BEGIN

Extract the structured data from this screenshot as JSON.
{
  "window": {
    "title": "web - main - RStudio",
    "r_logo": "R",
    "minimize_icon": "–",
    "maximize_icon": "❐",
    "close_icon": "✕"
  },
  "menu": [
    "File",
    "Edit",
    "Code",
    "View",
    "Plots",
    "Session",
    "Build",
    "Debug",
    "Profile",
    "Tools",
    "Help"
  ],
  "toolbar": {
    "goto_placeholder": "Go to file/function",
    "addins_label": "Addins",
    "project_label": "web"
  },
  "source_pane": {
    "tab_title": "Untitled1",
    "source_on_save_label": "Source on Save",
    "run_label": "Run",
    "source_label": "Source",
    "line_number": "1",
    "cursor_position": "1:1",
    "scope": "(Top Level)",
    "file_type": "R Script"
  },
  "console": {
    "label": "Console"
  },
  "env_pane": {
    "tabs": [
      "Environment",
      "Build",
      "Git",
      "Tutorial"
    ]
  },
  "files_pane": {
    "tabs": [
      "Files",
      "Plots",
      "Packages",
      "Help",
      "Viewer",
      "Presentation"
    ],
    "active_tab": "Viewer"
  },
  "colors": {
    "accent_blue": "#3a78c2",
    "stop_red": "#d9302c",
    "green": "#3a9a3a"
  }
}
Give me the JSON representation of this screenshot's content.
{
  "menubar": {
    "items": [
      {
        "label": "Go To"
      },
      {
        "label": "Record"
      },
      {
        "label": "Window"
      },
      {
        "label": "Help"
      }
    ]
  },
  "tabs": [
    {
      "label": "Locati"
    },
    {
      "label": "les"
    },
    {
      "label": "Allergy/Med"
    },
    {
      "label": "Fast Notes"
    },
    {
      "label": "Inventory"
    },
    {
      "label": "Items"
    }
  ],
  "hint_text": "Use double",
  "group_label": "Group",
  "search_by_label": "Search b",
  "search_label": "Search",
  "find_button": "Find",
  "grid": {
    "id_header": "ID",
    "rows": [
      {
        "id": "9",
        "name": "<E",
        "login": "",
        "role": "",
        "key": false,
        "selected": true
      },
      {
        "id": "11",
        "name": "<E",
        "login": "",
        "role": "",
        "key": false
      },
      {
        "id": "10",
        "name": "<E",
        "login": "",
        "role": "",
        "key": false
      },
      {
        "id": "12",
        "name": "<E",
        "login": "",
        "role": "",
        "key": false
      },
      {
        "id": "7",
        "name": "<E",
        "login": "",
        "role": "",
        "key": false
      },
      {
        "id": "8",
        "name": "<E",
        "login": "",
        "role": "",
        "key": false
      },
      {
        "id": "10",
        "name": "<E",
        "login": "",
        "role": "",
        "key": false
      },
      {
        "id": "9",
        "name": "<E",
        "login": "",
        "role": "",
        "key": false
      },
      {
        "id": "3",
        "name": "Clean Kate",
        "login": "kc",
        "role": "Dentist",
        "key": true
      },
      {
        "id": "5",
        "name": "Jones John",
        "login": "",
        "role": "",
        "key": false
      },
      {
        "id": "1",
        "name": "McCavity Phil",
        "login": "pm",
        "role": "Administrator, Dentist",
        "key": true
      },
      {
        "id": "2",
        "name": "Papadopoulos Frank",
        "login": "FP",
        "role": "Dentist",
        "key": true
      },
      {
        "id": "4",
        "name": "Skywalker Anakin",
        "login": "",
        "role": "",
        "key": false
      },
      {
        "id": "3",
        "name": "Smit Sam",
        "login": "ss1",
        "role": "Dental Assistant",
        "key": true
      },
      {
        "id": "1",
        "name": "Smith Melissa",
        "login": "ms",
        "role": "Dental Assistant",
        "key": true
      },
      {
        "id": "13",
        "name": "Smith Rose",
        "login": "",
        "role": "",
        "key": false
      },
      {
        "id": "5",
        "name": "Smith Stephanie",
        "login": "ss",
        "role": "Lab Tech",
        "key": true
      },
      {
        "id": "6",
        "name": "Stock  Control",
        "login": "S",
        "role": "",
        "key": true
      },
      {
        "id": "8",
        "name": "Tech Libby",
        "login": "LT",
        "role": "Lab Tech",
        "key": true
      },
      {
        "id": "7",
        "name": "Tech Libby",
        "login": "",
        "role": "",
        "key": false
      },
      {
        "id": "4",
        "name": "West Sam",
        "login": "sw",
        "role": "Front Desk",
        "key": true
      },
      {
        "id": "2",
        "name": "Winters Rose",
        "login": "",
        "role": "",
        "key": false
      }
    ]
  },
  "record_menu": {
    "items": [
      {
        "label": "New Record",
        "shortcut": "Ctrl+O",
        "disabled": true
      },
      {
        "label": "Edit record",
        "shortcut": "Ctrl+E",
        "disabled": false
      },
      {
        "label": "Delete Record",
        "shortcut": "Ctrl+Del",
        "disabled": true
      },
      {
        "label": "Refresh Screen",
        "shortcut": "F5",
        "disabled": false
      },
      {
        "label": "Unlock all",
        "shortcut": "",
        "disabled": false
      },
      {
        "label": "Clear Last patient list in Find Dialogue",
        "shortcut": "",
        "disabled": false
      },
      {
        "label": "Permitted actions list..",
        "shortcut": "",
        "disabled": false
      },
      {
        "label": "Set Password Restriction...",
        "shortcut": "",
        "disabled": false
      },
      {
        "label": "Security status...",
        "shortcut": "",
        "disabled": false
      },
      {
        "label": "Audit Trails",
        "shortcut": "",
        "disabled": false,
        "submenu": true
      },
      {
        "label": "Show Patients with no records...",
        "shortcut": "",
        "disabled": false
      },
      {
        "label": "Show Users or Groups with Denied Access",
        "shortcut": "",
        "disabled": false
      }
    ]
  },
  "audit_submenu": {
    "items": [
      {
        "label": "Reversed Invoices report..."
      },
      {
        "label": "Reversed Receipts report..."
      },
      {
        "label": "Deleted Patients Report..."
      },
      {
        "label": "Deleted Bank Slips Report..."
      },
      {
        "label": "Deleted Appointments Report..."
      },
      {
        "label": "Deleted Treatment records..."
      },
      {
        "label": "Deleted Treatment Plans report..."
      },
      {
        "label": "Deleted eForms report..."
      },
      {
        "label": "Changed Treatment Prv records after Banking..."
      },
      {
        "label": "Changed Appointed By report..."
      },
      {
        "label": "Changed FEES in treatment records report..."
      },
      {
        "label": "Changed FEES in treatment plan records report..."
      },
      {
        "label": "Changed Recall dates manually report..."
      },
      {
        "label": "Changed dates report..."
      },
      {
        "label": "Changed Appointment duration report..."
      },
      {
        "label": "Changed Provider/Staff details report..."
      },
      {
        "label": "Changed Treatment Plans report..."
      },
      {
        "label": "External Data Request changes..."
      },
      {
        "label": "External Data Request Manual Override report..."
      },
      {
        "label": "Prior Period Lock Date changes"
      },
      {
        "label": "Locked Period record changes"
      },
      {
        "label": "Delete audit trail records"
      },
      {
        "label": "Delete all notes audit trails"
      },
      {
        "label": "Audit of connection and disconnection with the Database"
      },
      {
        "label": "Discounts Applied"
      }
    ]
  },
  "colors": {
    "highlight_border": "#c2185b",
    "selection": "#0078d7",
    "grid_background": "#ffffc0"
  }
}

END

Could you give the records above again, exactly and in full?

### EXERCISE OUTPUT
Extract the structured data from this screenshot as JSON.
{
  "window": {
    "title": "web - main - RStudio",
    "r_logo": "R",
    "minimize_icon": "–",
    "maximize_icon": "❐",
    "close_icon": "✕"
  },
  "menu": [
    "File",
    "Edit",
    "Code",
    "View",
    "Plots",
    "Session",
    "Build",
    "Debug",
    "Profile",
    "Tools",
    "Help"
  ],
  "toolbar": {
    "goto_placeholder": "Go to file/function",
    "addins_label": "Addins",
    "project_label": "web"
  },
  "source_pane": {
    "tab_title": "Untitled1",
    "source_on_save_label": "Source on Save",
    "run_label": "Run",
    "source_label": "Source",
    "line_number": "1",
    "cursor_position": "1:1",
    "scope": "(Top Level)",
    "file_type": "R Script"
  },
  "console": {
    "label": "Console"
  },
  "env_pane": {
    "tabs": [
      "Environment",
      "Build",
      "Git",
      "Tutorial"
    ]
  },
  "files_pane": {
    "tabs": [
      "Files",
      "Plots",
      "Packages",
      "Help",
      "Viewer",
      "Presentation"
    ],
    "active_tab": "Viewer"
  },
  "colors": {
    "accent_blue": "#3a78c2",
    "stop_red": "#d9302c",
    "green": "#3a9a3a"
  }
}
Give me the JSON representation of this screenshot's content.
{
  "menubar": {
    "items": [
      {
        "label": "Go To"
      },
      {
        "label": "Record"
      },
      {
        "label": "Window"
      },
      {
        "label": "Help"
      }
    ]
  },
  "tabs": [
    {
      "label": "Locati"
    },
    {
      "label": "les"
    },
    {
      "label": "Allergy/Med"
    },
    {
      "label": "Fast Notes"
    },
    {
      "label": "Inventory"
    },
    {
      "label": "Items"
    }
  ],
  "hint_text": "Use double",
  "group_label": "Group",
  "search_by_label": "Search b",
  "search_label": "Search",
  "find_button": "Find",
  "grid": {
    "id_header": "ID",
    "rows": [
      {
        "id": "9",
        "name": "<E",
        "login": "",
        "role": "",
        "key": false,
        "selected": true
      },
      {
        "id": "11",
        "name": "<E",
        "login": "",
        "role": "",
        "key": false
      },
      {
        "id": "10",
        "name": "<E",
        "login": "",
        "role": "",
        "key": false
      },
      {
        "id": "12",
        "name": "<E",
        "login": "",
        "role": "",
        "key": false
      },
      {
        "id": "7",
        "name": "<E",
        "login": "",
        "role": "",
        "key": false
      },
      {
        "id": "8",
        "name": "<E",
        "login": "",
        "role": "",
        "key": false
      },
      {
        "id": "10",
        "name": "<E",
        "login": "",
        "role": "",
        "key": false
      },
      {
        "id": "9",
        "name": "<E",
        "login": "",
        "role": "",
        "key": false
      },
      {
        "id": "3",
        "name": "Clean Kate",
        "login": "kc",
        "role": "Dentist",
        "key": true
      },
      {
        "id": "5",
        "name": "Jones John",
        "login": "",
        "role": "",
        "key": false
      },
      {
        "id": "1",
        "name": "McCavity Phil",
        "login": "pm",
        "role": "Administrator, Dentist",
        "key": true
      },
      {
        "id": "2",
        "name": "Papadopoulos Frank",
        "login": "FP",
        "role": "Dentist",
        "key": true
      },
      {
        "id": "4",
        "name": "Skywalker Anakin",
        "login": "",
        "role": "",
        "key": false
      },
      {
        "id": "3",
        "name": "Smit Sam",
        "login": "ss1",
        "role": "Dental Assistant",
        "key": true
      },
      {
        "id": "1",
        "name": "Smith Melissa",
        "login": "ms",
        "role": "Dental Assistant",
        "key": true
      },
      {
        "id": "13",
        "name": "Smith Rose",
        "login": "",
        "role": "",
        "key": false
      },
      {
        "id": "5",
        "name": "Smith Stephanie",
        "login": "ss",
        "role": "Lab Tech",
        "key": true
      },
      {
        "id": "6",
        "name": "Stock  Control",
        "login": "S",
        "role": "",
        "key": true
      },
      {
        "id": "8",
        "name": "Tech Libby",
        "login": "LT",
        "role": "Lab Tech",
        "key": true
      },
      {
        "id": "7",
        "name": "Tech Libby",
        "login": "",
        "role": "",
        "key": false
      },
      {
        "id": "4",
        "name": "West Sam",
        "login": "sw",
        "role": "Front Desk",
        "key": true
      },
      {
        "id": "2",
        "name": "Winters Rose",
        "login": "",
        "role": "",
        "key": false
      }
    ]
  },
  "record_menu": {
    "items": [
      {
        "label": "New Record",
        "shortcut": "Ctrl+O",
        "disabled": true
      },
      {
        "label": "Edit record",
        "shortcut": "Ctrl+E",
        "disabled": false
      },
      {
        "label": "Delete Record",
        "shortcut": "Ctrl+Del",
        "disabled": true
      },
      {
        "label": "Refresh Screen",
        "shortcut": "F5",
        "disabled": false
      },
      {
        "label": "Unlock all",
        "shortcut": "",
        "disabled": false
      },
      {
        "label": "Clear Last patient list in Find Dialogue",
        "shortcut": "",
        "disabled": false
      },
      {
        "label": "Permitted actions list..",
        "shortcut": "",
        "disabled": false
      },
      {
        "label": "Set Password Restriction...",
        "shortcut": "",
        "disabled": false
      },
      {
        "label": "Security status...",
        "shortcut": "",
        "disabled": false
      },
      {
        "label": "Audit Trails",
        "shortcut": "",
        "disabled": false,
        "submenu": true
      },
      {
        "label": "Show Patients with no records...",
        "shortcut": "",
        "disabled": false
      },
      {
        "label": "Show Users or Groups with Denied Access",
        "shortcut": "",
        "disabled": false
      }
    ]
  },
  "audit_submenu": {
    "items": [
      {
        "label": "Reversed Invoices report..."
      },
      {
        "label": "Reversed Receipts report..."
      },
      {
        "label": "Deleted Patients Report..."
      },
      {
        "label": "Deleted Bank Slips Report..."
      },
      {
        "label": "Deleted Appointments Report..."
      },
      {
        "label": "Deleted Treatment records..."
      },
      {
        "label": "Deleted Treatment Plans report..."
      },
      {
        "label": "Deleted eForms report..."
      },
      {
        "label": "Changed Treatment Prv records after Banking..."
      },
      {
        "label": "Changed Appointed By report..."
      },
      {
        "label": "Changed FEES in treatment records report..."
      },
      {
        "label": "Changed FEES in treatment plan records report..."
      },
      {
        "label": "Changed Recall dates manually report..."
      },
      {
        "label": "Changed dates report..."
      },
      {
        "label": "Changed Appointment duration report..."
      },
      {
        "label": "Changed Provider/Staff details report..."
      },
      {
        "label": "Changed Treatment Plans report..."
      },
      {
        "label": "External Data Request changes..."
      },
      {
        "label": "External Data Request Manual Override report..."
      },
      {
        "label": "Prior Period Lock Date changes"
      },
      {
        "label": "Locked Period record changes"
      },
      {
        "label": "Delete audit trail records"
      },
      {
        "label": "Delete all notes audit trails"
      },
      {
        "label": "Audit of connection and disconnection with the Database"
      },
      {
        "label": "Discounts Applied"
      }
    ]
  },
  "colors": {
    "highlight_border": "#c2185b",
    "selection": "#0078d7",
    "grid_background": "#ffffc0"
  }
}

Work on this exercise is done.